* _Problem to solve_:
Find the word "cout" below. Copy each line that has it.

* _Records supplied_:

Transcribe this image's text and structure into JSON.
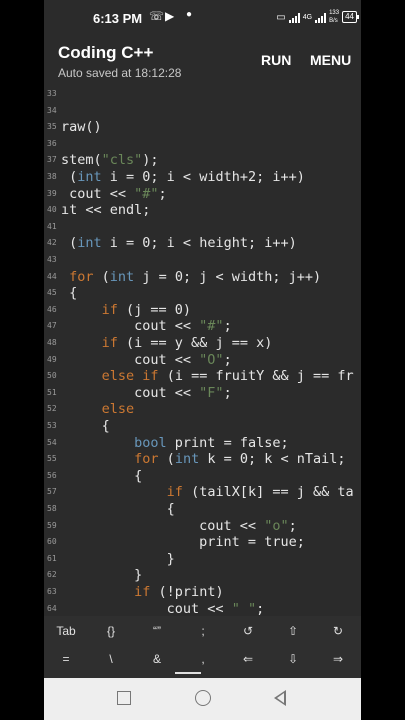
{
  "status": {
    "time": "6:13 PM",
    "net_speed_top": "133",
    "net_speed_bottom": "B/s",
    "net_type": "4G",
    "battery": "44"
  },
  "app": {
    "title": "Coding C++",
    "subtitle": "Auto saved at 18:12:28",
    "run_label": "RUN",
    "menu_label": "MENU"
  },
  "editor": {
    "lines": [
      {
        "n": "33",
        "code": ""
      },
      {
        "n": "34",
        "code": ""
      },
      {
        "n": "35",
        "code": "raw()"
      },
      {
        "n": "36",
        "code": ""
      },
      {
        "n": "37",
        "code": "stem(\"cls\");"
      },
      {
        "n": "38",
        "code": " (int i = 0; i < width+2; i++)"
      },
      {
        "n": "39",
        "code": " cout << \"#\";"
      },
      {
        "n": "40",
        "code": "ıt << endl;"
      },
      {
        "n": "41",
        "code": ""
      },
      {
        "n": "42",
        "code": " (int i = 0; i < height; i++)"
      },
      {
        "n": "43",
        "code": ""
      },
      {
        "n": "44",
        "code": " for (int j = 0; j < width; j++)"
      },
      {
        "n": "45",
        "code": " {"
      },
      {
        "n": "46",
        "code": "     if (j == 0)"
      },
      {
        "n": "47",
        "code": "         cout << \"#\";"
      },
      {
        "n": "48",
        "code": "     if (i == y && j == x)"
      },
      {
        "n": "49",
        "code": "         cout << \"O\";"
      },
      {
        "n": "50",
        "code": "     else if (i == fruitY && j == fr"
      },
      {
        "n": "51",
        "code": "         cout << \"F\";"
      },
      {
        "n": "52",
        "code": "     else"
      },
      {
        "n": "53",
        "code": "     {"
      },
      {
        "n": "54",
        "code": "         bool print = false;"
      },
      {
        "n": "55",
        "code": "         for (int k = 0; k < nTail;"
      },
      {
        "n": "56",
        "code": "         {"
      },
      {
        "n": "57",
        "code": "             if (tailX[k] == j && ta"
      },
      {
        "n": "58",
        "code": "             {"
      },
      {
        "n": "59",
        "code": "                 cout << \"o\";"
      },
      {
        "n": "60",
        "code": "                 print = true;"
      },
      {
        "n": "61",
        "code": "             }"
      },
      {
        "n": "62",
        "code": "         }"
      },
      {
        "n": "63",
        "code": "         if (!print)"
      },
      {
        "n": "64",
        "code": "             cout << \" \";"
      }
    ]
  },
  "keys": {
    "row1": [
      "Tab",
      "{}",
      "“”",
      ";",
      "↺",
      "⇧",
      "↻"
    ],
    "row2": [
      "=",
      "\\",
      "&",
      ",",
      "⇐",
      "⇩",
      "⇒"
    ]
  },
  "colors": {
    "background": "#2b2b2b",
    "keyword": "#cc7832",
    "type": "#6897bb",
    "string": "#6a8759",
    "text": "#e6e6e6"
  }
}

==

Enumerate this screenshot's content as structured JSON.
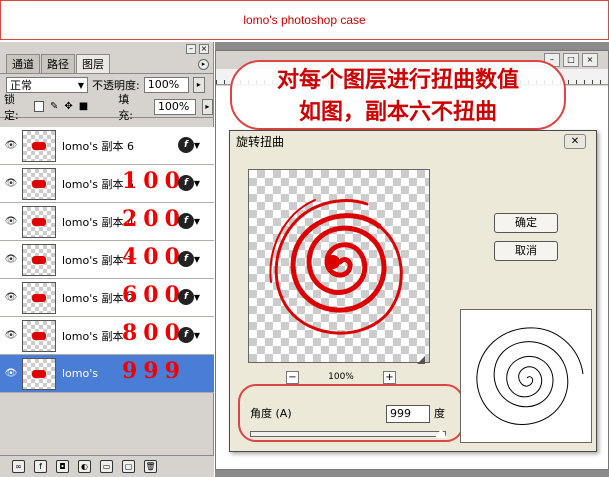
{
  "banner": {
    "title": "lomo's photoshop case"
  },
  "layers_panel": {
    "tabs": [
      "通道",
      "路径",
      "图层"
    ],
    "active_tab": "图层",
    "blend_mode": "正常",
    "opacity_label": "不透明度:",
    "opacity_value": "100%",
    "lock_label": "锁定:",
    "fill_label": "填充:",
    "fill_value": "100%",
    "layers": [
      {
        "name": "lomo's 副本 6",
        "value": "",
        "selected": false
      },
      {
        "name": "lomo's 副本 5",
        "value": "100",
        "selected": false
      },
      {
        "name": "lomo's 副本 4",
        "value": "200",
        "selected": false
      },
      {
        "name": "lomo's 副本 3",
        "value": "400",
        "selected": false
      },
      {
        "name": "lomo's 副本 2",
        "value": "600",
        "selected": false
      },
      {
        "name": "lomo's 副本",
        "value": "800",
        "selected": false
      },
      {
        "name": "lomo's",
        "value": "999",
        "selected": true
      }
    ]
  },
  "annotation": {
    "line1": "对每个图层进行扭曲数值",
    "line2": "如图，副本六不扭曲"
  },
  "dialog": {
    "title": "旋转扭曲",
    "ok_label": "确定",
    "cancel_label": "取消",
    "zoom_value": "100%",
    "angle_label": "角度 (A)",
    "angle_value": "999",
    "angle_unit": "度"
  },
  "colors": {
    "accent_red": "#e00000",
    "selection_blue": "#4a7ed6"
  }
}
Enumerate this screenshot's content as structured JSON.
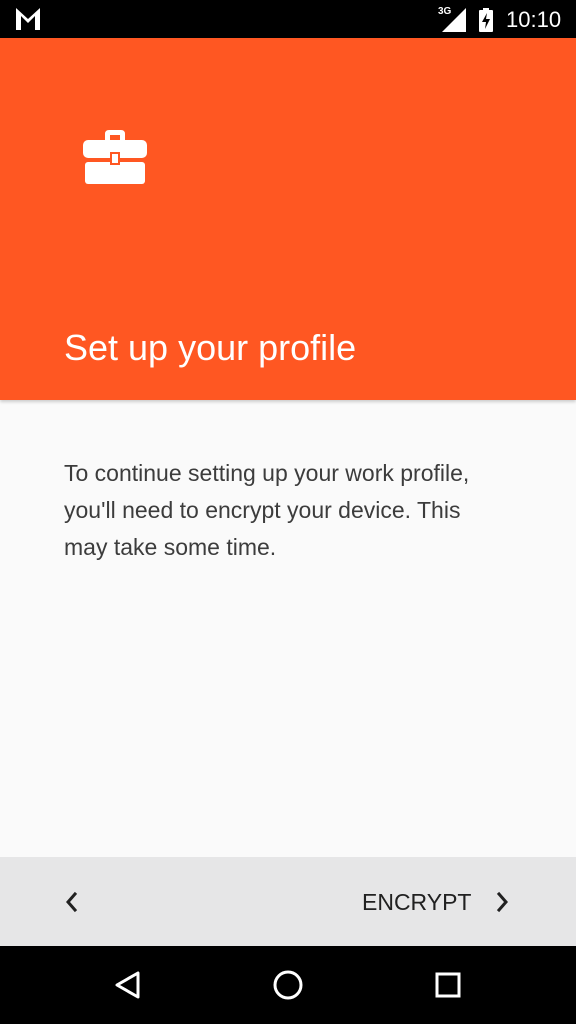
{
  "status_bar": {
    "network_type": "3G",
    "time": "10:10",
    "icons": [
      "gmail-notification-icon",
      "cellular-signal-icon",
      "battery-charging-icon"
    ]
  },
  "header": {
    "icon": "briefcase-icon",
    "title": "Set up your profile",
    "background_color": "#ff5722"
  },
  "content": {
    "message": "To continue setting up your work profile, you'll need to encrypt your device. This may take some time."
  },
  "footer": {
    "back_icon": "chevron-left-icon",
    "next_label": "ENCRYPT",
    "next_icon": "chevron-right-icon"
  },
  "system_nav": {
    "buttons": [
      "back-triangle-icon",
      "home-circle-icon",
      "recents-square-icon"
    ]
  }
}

* _Solution to the exercise_:
        "code": " cout << \"#\";"
        "code": "         cout << \"#\";"
        "code": "         cout << \"O\";"
        "code": "         cout << \"F\";"
        "code": "                 cout << \"o\";"
        "code": "             cout << \" \";"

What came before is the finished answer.